From a journalist issued death threats for her investigative work and a activist who helps women and girls learn computer programming to foster female economic independence, to an organisation that provides support for female victims of online harassment, the 2018 Index on Censorship Freedom of Expression Awards shortlist includes women who work with bravery and persistence in the face of adversity.
On International Women’s Day, we celebrate and honour the amazing women on our awards shortlist.
The Museum of Dissidence was co-founded by curator Yanelys Nuñez Leyv in Cuba. Nuñez Leyva was previously a staff writer at a magazine published by the ministry of culture until she was fired for her involvement with the museum. Despite this, she has continued her involvement with the museum organising radical public art projects and installations. The museum also seeks to reclaim a positive notion of the word “dissident” in Cuba.
The women-run campaign Open Stadiums asserts a woman’s rights to attend public sporting events in Iran. The campaign challenges the country’s current religious and political regime while engaging women in human rights conversations previously deemed unimportant. Iranian women face many restrictions in public spaces and Open Stadiums has generated conversations on their right to attend public events which is currently a taboo in the country.
Digital Rights Foundation is a cyber-harassment hotline based in Pakistan that helped over one thousand women in its first year. DRF provides a harassment helpline team which includes a digital security expert, a trained lawyer and a qualified psychologist, all of which can provide specialised assistance to women.
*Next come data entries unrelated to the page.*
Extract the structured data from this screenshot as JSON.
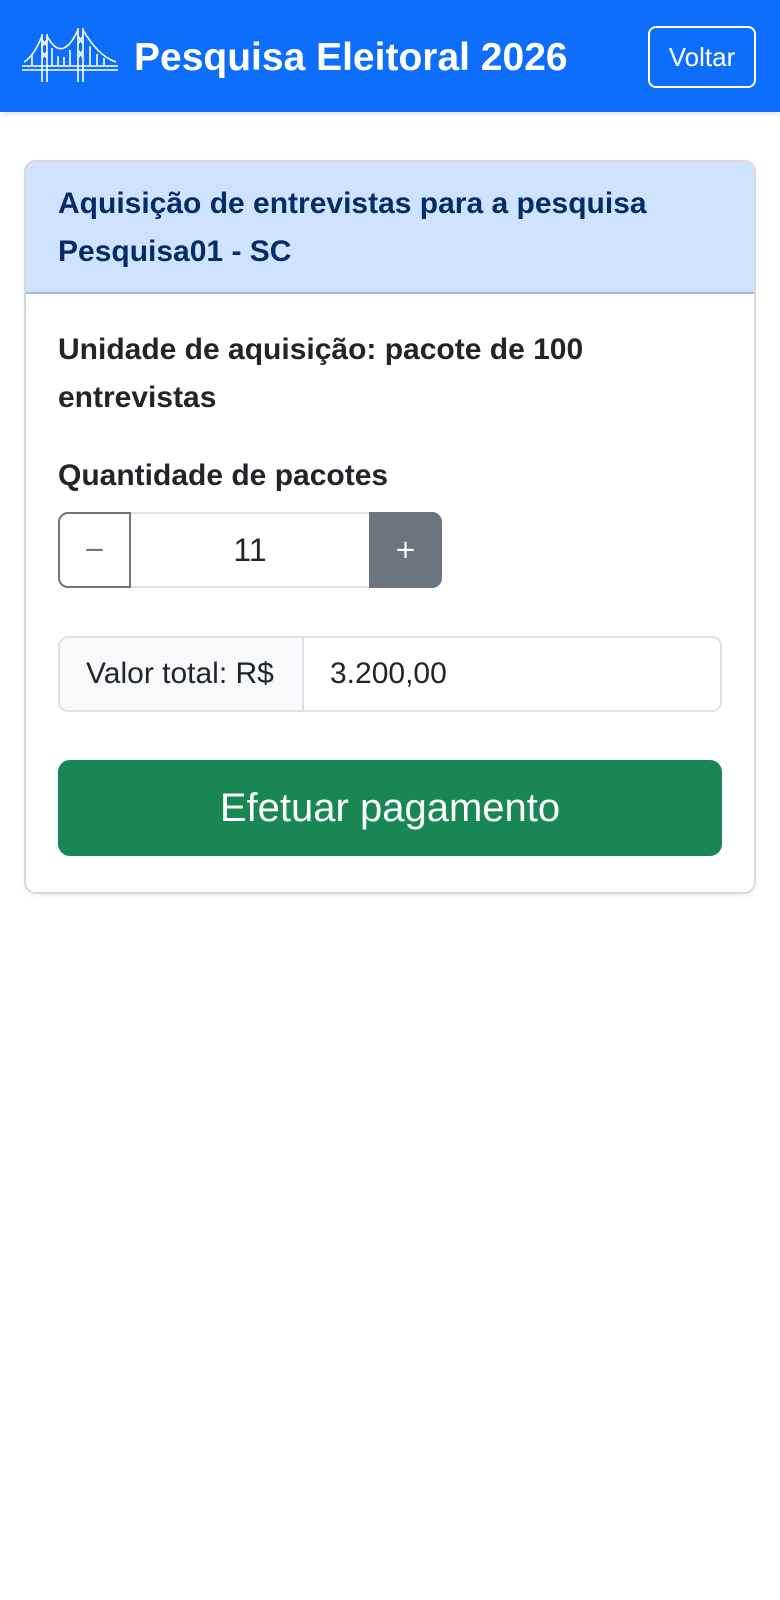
{
  "header": {
    "title": "Pesquisa Eleitoral 2026",
    "back_label": "Voltar",
    "logo_icon": "bridge-icon",
    "background_color": "#0d6efd"
  },
  "card": {
    "header_line1": "Aquisição de entrevistas para a pesquisa",
    "header_line2": "Pesquisa01 - SC",
    "unit_text": "Unidade de aquisição: pacote de 100 entrevistas",
    "quantity_label": "Quantidade de pacotes",
    "quantity_value": "11",
    "minus_label": "−",
    "plus_label": "+",
    "total_label": "Valor total: R$",
    "total_value": "3.200,00",
    "pay_label": "Efetuar pagamento",
    "pay_color": "#198754"
  }
}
Digital Activism nominee Fereshteh Forough is the founder of Code to Inspire, a project that helps women and girls learn to code. The programme fosters female economic independence and broaden commercial opportunities for women in a patricahal society.
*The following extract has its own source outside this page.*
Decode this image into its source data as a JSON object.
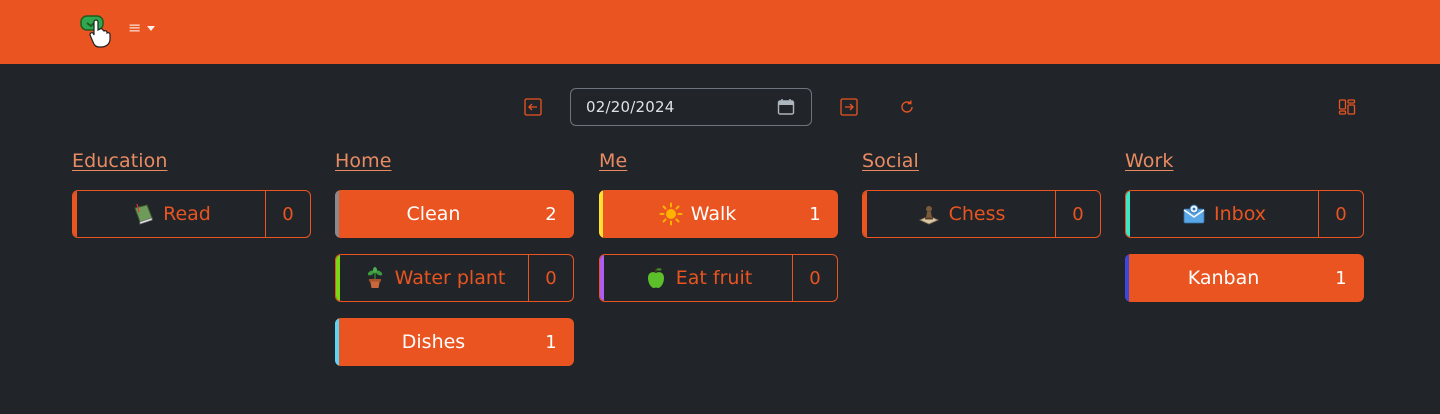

Journalist Wendy Funes risks her life for the right to report in Honduras. Journalists in the country face a harsh and repressive environment, but Funes continues to report on corruption, injustice and violence against women in a country where one woman on average is killed every 16 hours.